I woke at three AM to the sound of screaming. For a bleary moment I wondered if I was hearing one of the murders I only write about. But the keening went on and on, loud as could be. Was something being attacked by a predator? But the predator would eventually put it out of its misery, and this was an endless litany. Finally my husband trudged downstairs and outside to follow the eerie sound.
He returned to tell me that someone had trapped a raccoon in a cage--someone only three doors down--and the raccoon was telling everyone, at the top of his little bandit lungs, how much he disliked this reality.
This morning he is still there; perhaps they are waiting for the forestry people to come and pick him up. He's still yelling--don't animals get hoarse? And although I sympathize with anyone who has a raccoon problem, I can't help but look at it from his point of view. The Poe-like horror of entrapment; the knowledge that nothing good can come of this (at least not from the raccoon's point of view). But I suppose that's the writer in me. I'm tempted to go down there and beg them to let him out of the cage, if only to stop his caterwauling.
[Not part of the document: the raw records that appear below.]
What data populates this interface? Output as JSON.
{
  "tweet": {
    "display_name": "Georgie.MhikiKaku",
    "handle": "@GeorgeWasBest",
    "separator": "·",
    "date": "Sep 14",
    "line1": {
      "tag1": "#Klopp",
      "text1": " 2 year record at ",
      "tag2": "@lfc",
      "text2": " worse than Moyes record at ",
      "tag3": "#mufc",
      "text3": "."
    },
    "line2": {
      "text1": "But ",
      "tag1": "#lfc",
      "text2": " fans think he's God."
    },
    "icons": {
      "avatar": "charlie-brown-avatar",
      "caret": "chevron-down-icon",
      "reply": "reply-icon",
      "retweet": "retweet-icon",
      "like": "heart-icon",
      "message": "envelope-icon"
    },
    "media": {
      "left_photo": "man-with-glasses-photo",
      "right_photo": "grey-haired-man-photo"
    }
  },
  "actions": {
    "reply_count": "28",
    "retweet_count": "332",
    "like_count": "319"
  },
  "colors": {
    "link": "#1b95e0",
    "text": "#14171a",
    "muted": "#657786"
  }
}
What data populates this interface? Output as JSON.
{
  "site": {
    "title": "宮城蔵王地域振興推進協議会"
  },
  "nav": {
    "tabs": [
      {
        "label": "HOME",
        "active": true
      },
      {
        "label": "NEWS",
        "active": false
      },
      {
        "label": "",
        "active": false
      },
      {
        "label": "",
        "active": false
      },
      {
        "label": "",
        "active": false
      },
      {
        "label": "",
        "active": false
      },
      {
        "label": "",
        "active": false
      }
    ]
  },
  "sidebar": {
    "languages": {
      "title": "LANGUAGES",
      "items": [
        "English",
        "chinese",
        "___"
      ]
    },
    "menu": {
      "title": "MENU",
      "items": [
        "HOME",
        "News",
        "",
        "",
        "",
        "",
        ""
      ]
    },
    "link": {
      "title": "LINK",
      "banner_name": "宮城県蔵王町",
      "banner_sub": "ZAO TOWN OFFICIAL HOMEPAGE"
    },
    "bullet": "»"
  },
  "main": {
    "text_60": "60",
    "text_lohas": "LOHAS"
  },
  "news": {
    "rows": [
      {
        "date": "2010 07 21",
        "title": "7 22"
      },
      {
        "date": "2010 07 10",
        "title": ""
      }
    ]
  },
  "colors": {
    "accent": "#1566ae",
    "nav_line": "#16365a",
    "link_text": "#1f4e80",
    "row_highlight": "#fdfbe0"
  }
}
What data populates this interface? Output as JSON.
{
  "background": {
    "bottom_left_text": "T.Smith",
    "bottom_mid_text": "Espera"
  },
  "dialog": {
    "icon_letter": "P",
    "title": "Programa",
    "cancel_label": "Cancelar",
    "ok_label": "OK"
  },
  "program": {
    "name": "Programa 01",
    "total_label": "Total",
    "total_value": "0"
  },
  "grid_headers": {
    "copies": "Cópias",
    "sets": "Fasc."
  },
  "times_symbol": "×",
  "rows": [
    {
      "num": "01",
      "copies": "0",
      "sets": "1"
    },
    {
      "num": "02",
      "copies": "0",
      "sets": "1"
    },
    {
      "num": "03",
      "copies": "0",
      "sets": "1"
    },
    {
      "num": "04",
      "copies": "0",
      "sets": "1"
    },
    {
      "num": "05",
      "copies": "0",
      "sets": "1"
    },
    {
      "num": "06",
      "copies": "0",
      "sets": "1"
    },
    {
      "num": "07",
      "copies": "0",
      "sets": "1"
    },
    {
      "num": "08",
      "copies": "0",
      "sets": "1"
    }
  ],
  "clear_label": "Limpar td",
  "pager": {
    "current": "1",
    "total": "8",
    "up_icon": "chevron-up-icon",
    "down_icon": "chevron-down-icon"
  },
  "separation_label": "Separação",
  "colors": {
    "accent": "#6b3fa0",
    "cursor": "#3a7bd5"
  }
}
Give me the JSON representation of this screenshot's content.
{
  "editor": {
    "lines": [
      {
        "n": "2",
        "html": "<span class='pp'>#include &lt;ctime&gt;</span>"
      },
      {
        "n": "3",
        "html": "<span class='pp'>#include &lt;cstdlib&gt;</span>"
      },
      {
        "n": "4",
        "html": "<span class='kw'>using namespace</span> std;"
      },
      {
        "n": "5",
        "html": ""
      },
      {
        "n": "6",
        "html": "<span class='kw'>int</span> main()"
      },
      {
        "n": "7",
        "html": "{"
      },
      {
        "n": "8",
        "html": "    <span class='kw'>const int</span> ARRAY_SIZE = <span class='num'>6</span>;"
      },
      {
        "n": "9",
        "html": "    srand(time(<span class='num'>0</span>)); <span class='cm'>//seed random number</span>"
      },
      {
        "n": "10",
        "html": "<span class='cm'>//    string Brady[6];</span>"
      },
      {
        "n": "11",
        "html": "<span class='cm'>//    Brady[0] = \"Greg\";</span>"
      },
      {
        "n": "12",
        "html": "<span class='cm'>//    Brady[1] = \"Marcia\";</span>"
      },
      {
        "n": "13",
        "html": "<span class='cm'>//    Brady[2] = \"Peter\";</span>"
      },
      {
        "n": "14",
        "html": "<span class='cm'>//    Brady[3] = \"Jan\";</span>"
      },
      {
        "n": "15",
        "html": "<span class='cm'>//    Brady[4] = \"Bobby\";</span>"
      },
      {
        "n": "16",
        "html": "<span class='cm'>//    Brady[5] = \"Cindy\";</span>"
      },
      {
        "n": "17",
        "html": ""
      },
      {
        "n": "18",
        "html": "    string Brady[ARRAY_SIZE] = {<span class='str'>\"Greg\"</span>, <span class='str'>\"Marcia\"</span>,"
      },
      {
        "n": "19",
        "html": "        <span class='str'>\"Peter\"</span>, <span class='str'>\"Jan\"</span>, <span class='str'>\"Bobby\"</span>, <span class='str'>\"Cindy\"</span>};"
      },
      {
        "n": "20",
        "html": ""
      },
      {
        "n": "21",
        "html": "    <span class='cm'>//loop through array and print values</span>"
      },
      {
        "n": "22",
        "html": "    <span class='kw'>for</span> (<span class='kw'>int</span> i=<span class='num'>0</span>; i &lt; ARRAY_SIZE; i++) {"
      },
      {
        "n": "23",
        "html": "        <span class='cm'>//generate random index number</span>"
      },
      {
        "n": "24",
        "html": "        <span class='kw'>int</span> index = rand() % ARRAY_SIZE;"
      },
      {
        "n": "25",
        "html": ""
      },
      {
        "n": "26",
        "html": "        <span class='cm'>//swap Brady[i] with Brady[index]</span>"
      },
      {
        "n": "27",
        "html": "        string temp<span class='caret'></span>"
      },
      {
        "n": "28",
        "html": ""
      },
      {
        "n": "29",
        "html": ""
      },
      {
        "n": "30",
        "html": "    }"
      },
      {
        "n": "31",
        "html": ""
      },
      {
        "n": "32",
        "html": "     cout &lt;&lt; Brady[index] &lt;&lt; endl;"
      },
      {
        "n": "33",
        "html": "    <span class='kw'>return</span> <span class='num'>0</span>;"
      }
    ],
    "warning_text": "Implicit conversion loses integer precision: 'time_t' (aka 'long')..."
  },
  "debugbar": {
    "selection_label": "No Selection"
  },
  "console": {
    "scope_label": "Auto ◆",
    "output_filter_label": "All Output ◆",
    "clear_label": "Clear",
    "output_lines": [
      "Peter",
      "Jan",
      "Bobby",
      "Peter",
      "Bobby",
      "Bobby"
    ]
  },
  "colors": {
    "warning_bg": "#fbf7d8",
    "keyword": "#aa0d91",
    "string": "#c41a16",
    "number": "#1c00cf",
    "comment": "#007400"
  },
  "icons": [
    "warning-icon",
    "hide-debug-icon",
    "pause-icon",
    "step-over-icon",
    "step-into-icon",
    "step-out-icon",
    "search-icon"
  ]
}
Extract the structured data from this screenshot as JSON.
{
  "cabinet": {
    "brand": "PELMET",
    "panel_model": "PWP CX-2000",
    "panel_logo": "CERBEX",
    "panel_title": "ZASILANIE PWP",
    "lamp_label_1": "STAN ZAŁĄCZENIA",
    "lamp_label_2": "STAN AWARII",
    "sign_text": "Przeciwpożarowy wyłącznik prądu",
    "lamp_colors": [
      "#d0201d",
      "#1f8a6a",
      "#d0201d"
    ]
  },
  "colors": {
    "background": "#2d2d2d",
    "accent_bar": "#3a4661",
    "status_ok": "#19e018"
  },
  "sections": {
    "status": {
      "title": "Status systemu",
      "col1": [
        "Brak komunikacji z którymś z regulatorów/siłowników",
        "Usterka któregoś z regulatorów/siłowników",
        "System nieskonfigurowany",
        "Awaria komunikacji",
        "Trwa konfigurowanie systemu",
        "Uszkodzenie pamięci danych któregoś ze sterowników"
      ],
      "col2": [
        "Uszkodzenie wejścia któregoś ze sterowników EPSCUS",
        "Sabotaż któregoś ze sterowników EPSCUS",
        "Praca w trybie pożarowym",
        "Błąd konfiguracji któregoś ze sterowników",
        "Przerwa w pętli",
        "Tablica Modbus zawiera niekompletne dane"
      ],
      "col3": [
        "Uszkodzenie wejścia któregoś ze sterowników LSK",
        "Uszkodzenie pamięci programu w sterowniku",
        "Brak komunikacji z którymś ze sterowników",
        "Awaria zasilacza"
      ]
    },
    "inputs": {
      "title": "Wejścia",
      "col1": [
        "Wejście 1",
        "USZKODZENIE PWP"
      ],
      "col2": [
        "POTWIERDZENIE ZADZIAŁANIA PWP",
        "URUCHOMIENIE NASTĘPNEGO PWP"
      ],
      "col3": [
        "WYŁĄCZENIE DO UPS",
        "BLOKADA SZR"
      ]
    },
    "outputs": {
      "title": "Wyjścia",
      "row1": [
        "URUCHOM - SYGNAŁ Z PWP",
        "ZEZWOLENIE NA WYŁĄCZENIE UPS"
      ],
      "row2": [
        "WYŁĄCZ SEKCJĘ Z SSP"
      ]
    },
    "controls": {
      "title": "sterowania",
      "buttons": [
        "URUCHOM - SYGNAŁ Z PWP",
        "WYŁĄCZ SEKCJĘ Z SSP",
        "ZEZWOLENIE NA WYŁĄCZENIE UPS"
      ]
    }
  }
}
On the other hand, I let my dog out this morning and found that another raccoon had spread my garbage across my lawn. So maybe it's better if they do get relocated to the woods . . .